PastureGard HL (triclopyr + fluroxypyr) and triclopyr ester (Remedy Ultra, others) can safely be applied to bermudagrass and bahiagrass. Triclopyr ester or PastureGard HL at 2 pt/A applied during blooming is effective, but retreatment may be required the following year to achieve 100% control. These herbicides cause rapid blackberry defoliation (relative to metsulfuron and Telar, which are more slow-acting) while controlling many other broadleaf species. Triclopyr ester will not control dewberry. PastureGard HL applied at 2 pt/A is more effective on dewberry, but only fair control (60% or 70%) should be expected. PastureGard HL and triclopyr ester can be effective when applied in the spring or fall. However, fall applications are generally more effective than spring applications.
Metsulfuron-containing products are the most consistent herbicides for control of blackberry. They can be used on bermudagrass, stargrass, and limpograss. Applications of metsulfuron made in spring or fall have proven equally effective. However, activity is slow and may take two or three months to show significant control. Metsulfuron should only be applied to blackberry in bahiagrass when injury to bahiagrass is not a concern. Tank-mixing 2,4-D at 1 pt/A with products containing metsulfuron will reduce the injury observed compared to applying metsulfuron alone.
Telar (chlorsulfuron) is closely related to metsulfuron, but can safely be applied to bermudagrass and bahiagrass. Telar at 1 oz/A is effective on blackberry, but will not likely control other common pasture weeds.

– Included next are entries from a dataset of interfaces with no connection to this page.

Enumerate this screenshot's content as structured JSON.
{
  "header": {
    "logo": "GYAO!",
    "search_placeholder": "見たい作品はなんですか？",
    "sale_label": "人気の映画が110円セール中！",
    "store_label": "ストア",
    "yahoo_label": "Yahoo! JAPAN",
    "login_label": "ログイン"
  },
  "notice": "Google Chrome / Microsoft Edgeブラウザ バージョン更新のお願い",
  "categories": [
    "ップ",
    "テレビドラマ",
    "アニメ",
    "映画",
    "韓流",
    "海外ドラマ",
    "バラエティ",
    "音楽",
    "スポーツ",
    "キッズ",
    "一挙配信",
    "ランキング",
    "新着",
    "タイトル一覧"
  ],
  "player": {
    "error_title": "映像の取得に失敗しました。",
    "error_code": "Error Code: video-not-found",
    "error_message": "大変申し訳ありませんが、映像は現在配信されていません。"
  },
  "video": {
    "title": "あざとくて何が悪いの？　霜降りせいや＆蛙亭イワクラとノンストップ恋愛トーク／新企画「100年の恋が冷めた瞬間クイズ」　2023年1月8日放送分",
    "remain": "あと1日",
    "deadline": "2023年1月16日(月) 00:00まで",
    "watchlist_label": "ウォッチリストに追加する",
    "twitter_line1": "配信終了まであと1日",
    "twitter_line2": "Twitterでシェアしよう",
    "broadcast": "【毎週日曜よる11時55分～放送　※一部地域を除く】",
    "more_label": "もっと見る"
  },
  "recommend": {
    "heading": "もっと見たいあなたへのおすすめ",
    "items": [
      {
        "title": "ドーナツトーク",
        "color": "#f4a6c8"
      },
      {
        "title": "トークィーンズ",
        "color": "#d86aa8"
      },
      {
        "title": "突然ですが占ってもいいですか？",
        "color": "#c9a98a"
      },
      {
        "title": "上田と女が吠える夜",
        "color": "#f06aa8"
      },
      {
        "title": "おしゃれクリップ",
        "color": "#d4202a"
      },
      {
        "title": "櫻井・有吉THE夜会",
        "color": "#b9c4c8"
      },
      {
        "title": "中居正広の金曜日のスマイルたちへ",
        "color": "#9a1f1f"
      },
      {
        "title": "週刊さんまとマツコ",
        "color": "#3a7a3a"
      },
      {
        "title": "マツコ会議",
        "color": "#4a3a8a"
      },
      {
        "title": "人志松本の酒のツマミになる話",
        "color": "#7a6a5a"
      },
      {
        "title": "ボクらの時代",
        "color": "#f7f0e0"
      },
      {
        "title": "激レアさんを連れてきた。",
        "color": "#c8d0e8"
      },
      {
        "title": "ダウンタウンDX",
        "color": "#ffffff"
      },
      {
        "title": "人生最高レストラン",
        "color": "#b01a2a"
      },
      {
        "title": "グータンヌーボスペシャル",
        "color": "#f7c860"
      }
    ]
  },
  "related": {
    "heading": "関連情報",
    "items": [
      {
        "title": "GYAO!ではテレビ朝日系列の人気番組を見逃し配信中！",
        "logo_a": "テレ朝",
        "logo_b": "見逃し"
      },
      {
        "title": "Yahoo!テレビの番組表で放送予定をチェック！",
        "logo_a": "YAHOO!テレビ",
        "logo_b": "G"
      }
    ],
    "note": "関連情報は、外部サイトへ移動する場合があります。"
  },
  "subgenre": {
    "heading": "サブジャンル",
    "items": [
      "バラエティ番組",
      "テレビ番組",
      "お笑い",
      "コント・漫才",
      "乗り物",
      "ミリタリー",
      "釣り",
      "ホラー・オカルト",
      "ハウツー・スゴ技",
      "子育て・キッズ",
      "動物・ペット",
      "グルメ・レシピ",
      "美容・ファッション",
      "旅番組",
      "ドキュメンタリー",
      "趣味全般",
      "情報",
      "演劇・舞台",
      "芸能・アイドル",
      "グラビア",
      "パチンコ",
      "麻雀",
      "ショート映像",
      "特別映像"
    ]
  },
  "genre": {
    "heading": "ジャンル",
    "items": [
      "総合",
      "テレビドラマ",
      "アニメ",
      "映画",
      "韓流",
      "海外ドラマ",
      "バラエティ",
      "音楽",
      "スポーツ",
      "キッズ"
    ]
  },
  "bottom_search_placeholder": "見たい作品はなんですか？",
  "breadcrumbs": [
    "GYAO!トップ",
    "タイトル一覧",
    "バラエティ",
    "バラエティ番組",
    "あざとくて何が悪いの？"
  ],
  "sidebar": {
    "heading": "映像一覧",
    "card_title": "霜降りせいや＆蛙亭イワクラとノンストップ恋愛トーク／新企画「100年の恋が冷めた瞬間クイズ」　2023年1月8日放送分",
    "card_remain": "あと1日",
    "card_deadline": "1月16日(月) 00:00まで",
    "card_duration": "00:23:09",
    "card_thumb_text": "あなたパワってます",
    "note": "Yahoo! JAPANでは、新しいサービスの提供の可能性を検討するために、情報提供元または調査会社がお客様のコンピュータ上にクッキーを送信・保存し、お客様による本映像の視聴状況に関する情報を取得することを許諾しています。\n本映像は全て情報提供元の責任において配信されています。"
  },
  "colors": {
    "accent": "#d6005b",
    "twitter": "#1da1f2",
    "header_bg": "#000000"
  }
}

Complete blackberry and dewberry eradication is difficult. It will likely require multiple herbicide applications and/or tactics. When relying solely on herbicides to control these species, it is best to spray during blooming or in the fall prior to frost; if pollinators are a concern in your area, it may be best to delay application to the fall. If you use a mowing strategy, make sure at least six months of active regrowth occur prior to herbicide application. At least six weeks should pass after herbicide application before removing dead canes.
Herbicide recommendations for blackberry and dewberry control in pastures. Refer to Table 5 in EDIS publication SS-AGR-08, Weed Management in Pastures and Rangeland, to determine the tolerance of your desirable forage to these herbicides.